Can you give all the records again without altering a single character?

[Record excerpts — start]

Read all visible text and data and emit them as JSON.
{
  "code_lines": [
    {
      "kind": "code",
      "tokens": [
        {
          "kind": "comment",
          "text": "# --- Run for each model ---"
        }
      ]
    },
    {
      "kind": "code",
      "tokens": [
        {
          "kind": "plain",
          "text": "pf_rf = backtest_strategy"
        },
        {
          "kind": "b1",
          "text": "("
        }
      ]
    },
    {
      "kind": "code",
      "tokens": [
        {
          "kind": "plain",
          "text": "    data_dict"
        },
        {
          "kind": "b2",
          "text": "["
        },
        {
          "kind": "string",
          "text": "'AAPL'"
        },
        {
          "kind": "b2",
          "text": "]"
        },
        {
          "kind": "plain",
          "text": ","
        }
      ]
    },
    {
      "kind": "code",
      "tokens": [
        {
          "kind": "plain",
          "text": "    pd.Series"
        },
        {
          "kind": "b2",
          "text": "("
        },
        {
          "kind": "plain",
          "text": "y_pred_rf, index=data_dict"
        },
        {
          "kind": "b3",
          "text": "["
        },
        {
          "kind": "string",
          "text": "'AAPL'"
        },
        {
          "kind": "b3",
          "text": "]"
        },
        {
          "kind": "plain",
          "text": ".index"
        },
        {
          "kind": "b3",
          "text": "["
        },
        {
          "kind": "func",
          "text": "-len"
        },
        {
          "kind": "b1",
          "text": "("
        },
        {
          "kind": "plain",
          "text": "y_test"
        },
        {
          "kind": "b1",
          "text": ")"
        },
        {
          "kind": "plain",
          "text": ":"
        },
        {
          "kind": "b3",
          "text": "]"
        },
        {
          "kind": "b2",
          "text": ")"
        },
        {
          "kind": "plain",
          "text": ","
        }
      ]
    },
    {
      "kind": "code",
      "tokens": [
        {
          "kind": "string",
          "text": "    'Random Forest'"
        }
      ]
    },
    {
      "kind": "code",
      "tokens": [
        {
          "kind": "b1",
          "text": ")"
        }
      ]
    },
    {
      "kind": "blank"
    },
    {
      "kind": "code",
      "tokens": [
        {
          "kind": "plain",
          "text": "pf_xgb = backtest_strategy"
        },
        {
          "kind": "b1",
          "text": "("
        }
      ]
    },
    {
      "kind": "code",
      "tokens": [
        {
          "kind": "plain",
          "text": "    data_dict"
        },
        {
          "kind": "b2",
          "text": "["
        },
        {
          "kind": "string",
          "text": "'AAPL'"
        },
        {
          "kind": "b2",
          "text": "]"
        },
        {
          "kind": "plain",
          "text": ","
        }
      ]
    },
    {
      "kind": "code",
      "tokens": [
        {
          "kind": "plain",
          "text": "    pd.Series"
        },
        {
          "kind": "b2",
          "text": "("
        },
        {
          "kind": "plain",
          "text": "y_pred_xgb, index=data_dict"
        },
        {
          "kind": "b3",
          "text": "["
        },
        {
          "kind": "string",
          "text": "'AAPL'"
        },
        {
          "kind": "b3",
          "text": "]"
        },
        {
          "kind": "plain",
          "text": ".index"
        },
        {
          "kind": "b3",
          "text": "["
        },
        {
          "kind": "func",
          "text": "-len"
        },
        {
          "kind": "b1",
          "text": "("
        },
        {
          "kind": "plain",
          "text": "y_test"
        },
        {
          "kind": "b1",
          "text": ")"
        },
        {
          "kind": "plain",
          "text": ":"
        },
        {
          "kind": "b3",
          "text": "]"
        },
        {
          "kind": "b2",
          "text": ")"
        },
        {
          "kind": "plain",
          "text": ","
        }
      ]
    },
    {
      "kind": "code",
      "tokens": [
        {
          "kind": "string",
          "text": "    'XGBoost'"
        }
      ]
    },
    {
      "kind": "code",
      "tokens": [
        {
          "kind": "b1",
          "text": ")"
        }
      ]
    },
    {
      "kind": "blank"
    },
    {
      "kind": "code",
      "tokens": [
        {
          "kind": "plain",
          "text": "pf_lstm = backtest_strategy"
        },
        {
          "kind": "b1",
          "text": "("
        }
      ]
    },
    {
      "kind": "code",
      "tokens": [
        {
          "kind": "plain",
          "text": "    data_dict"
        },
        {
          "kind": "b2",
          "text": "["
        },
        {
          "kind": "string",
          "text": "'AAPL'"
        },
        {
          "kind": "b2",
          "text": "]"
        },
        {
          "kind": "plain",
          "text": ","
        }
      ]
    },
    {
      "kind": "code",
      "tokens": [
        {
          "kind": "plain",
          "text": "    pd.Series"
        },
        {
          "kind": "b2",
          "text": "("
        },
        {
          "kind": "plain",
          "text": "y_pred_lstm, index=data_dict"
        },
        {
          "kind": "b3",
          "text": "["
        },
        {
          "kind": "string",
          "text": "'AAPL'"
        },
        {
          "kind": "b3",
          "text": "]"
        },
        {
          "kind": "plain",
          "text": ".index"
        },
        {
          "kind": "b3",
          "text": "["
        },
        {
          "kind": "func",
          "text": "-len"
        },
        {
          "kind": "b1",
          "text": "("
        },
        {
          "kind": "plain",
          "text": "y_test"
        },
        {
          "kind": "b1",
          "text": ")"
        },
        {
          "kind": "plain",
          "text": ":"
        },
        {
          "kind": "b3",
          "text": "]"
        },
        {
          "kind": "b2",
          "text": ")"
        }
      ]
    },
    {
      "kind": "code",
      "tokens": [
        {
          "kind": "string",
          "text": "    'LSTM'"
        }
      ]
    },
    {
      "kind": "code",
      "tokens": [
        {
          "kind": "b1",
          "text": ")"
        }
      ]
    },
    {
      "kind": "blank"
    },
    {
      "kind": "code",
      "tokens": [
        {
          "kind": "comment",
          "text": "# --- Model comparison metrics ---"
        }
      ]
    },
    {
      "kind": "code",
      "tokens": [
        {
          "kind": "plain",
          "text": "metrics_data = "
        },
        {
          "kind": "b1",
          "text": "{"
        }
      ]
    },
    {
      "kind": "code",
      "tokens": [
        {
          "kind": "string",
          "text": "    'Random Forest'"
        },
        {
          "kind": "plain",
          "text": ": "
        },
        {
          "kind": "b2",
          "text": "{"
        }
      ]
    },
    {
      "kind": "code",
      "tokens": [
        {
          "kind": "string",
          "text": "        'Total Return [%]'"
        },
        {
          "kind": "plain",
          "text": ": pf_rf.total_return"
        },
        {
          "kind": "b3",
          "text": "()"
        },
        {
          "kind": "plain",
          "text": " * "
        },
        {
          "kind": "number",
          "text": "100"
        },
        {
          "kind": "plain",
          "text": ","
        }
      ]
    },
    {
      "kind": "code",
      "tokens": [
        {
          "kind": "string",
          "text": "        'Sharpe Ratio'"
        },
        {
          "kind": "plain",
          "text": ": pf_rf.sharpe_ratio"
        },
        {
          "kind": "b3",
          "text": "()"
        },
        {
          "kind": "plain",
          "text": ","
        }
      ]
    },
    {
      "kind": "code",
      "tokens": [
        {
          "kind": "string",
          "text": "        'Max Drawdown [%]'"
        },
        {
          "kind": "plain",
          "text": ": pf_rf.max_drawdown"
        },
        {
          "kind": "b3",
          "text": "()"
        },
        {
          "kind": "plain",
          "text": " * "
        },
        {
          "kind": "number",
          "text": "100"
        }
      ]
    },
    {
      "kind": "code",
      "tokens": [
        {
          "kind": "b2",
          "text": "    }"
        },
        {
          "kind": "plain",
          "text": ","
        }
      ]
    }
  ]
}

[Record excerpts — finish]

▶ _Output for this task_
Read all visible text and data and emit them as JSON.
{
  "code_lines": [
    {
      "kind": "code",
      "tokens": [
        {
          "kind": "comment",
          "text": "# --- Run for each model ---"
        }
      ]
    },
    {
      "kind": "code",
      "tokens": [
        {
          "kind": "plain",
          "text": "pf_rf = backtest_strategy"
        },
        {
          "kind": "b1",
          "text": "("
        }
      ]
    },
    {
      "kind": "code",
      "tokens": [
        {
          "kind": "plain",
          "text": "    data_dict"
        },
        {
          "kind": "b2",
          "text": "["
        },
        {
          "kind": "string",
          "text": "'AAPL'"
        },
        {
          "kind": "b2",
          "text": "]"
        },
        {
          "kind": "plain",
          "text": ","
        }
      ]
    },
    {
      "kind": "code",
      "tokens": [
        {
          "kind": "plain",
          "text": "    pd.Series"
        },
        {
          "kind": "b2",
          "text": "("
        },
        {
          "kind": "plain",
          "text": "y_pred_rf, index=data_dict"
        },
        {
          "kind": "b3",
          "text": "["
        },
        {
          "kind": "string",
          "text": "'AAPL'"
        },
        {
          "kind": "b3",
          "text": "]"
        },
        {
          "kind": "plain",
          "text": ".index"
        },
        {
          "kind": "b3",
          "text": "["
        },
        {
          "kind": "func",
          "text": "-len"
        },
        {
          "kind": "b1",
          "text": "("
        },
        {
          "kind": "plain",
          "text": "y_test"
        },
        {
          "kind": "b1",
          "text": ")"
        },
        {
          "kind": "plain",
          "text": ":"
        },
        {
          "kind": "b3",
          "text": "]"
        },
        {
          "kind": "b2",
          "text": ")"
        },
        {
          "kind": "plain",
          "text": ","
        }
      ]
    },
    {
      "kind": "code",
      "tokens": [
        {
          "kind": "string",
          "text": "    'Random Forest'"
        }
      ]
    },
    {
      "kind": "code",
      "tokens": [
        {
          "kind": "b1",
          "text": ")"
        }
      ]
    },
    {
      "kind": "blank"
    },
    {
      "kind": "code",
      "tokens": [
        {
          "kind": "plain",
          "text": "pf_xgb = backtest_strategy"
        },
        {
          "kind": "b1",
          "text": "("
        }
      ]
    },
    {
      "kind": "code",
      "tokens": [
        {
          "kind": "plain",
          "text": "    data_dict"
        },
        {
          "kind": "b2",
          "text": "["
        },
        {
          "kind": "string",
          "text": "'AAPL'"
        },
        {
          "kind": "b2",
          "text": "]"
        },
        {
          "kind": "plain",
          "text": ","
        }
      ]
    },
    {
      "kind": "code",
      "tokens": [
        {
          "kind": "plain",
          "text": "    pd.Series"
        },
        {
          "kind": "b2",
          "text": "("
        },
        {
          "kind": "plain",
          "text": "y_pred_xgb, index=data_dict"
        },
        {
          "kind": "b3",
          "text": "["
        },
        {
          "kind": "string",
          "text": "'AAPL'"
        },
        {
          "kind": "b3",
          "text": "]"
        },
        {
          "kind": "plain",
          "text": ".index"
        },
        {
          "kind": "b3",
          "text": "["
        },
        {
          "kind": "func",
          "text": "-len"
        },
        {
          "kind": "b1",
          "text": "("
        },
        {
          "kind": "plain",
          "text": "y_test"
        },
        {
          "kind": "b1",
          "text": ")"
        },
        {
          "kind": "plain",
          "text": ":"
        },
        {
          "kind": "b3",
          "text": "]"
        },
        {
          "kind": "b2",
          "text": ")"
        },
        {
          "kind": "plain",
          "text": ","
        }
      ]
    },
    {
      "kind": "code",
      "tokens": [
        {
          "kind": "string",
          "text": "    'XGBoost'"
        }
      ]
    },
    {
      "kind": "code",
      "tokens": [
        {
          "kind": "b1",
          "text": ")"
        }
      ]
    },
    {
      "kind": "blank"
    },
    {
      "kind": "code",
      "tokens": [
        {
          "kind": "plain",
          "text": "pf_lstm = backtest_strategy"
        },
        {
          "kind": "b1",
          "text": "("
        }
      ]
    },
    {
      "kind": "code",
      "tokens": [
        {
          "kind": "plain",
          "text": "    data_dict"
        },
        {
          "kind": "b2",
          "text": "["
        },
        {
          "kind": "string",
          "text": "'AAPL'"
        },
        {
          "kind": "b2",
          "text": "]"
        },
        {
          "kind": "plain",
          "text": ","
        }
      ]
    },
    {
      "kind": "code",
      "tokens": [
        {
          "kind": "plain",
          "text": "    pd.Series"
        },
        {
          "kind": "b2",
          "text": "("
        },
        {
          "kind": "plain",
          "text": "y_pred_lstm, index=data_dict"
        },
        {
          "kind": "b3",
          "text": "["
        },
        {
          "kind": "string",
          "text": "'AAPL'"
        },
        {
          "kind": "b3",
          "text": "]"
        },
        {
          "kind": "plain",
          "text": ".index"
        },
        {
          "kind": "b3",
          "text": "["
        },
        {
          "kind": "func",
          "text": "-len"
        },
        {
          "kind": "b1",
          "text": "("
        },
        {
          "kind": "plain",
          "text": "y_test"
        },
        {
          "kind": "b1",
          "text": ")"
        },
        {
          "kind": "plain",
          "text": ":"
        },
        {
          "kind": "b3",
          "text": "]"
        },
        {
          "kind": "b2",
          "text": ")"
        }
      ]
    },
    {
      "kind": "code",
      "tokens": [
        {
          "kind": "string",
          "text": "    'LSTM'"
        }
      ]
    },
    {
      "kind": "code",
      "tokens": [
        {
          "kind": "b1",
          "text": ")"
        }
      ]
    },
    {
      "kind": "blank"
    },
    {
      "kind": "code",
      "tokens": [
        {
          "kind": "comment",
          "text": "# --- Model comparison metrics ---"
        }
      ]
    },
    {
      "kind": "code",
      "tokens": [
        {
          "kind": "plain",
          "text": "metrics_data = "
        },
        {
          "kind": "b1",
          "text": "{"
        }
      ]
    },
    {
      "kind": "code",
      "tokens": [
        {
          "kind": "string",
          "text": "    'Random Forest'"
        },
        {
          "kind": "plain",
          "text": ": "
        },
        {
          "kind": "b2",
          "text": "{"
        }
      ]
    },
    {
      "kind": "code",
      "tokens": [
        {
          "kind": "string",
          "text": "        'Total Return [%]'"
        },
        {
          "kind": "plain",
          "text": ": pf_rf.total_return"
        },
        {
          "kind": "b3",
          "text": "()"
        },
        {
          "kind": "plain",
          "text": " * "
        },
        {
          "kind": "number",
          "text": "100"
        },
        {
          "kind": "plain",
          "text": ","
        }
      ]
    },
    {
      "kind": "code",
      "tokens": [
        {
          "kind": "string",
          "text": "        'Sharpe Ratio'"
        },
        {
          "kind": "plain",
          "text": ": pf_rf.sharpe_ratio"
        },
        {
          "kind": "b3",
          "text": "()"
        },
        {
          "kind": "plain",
          "text": ","
        }
      ]
    },
    {
      "kind": "code",
      "tokens": [
        {
          "kind": "string",
          "text": "        'Max Drawdown [%]'"
        },
        {
          "kind": "plain",
          "text": ": pf_rf.max_drawdown"
        },
        {
          "kind": "b3",
          "text": "()"
        },
        {
          "kind": "plain",
          "text": " * "
        },
        {
          "kind": "number",
          "text": "100"
        }
      ]
    },
    {
      "kind": "code",
      "tokens": [
        {
          "kind": "b2",
          "text": "    }"
        },
        {
          "kind": "plain",
          "text": ","
        }
      ]
    }
  ]
}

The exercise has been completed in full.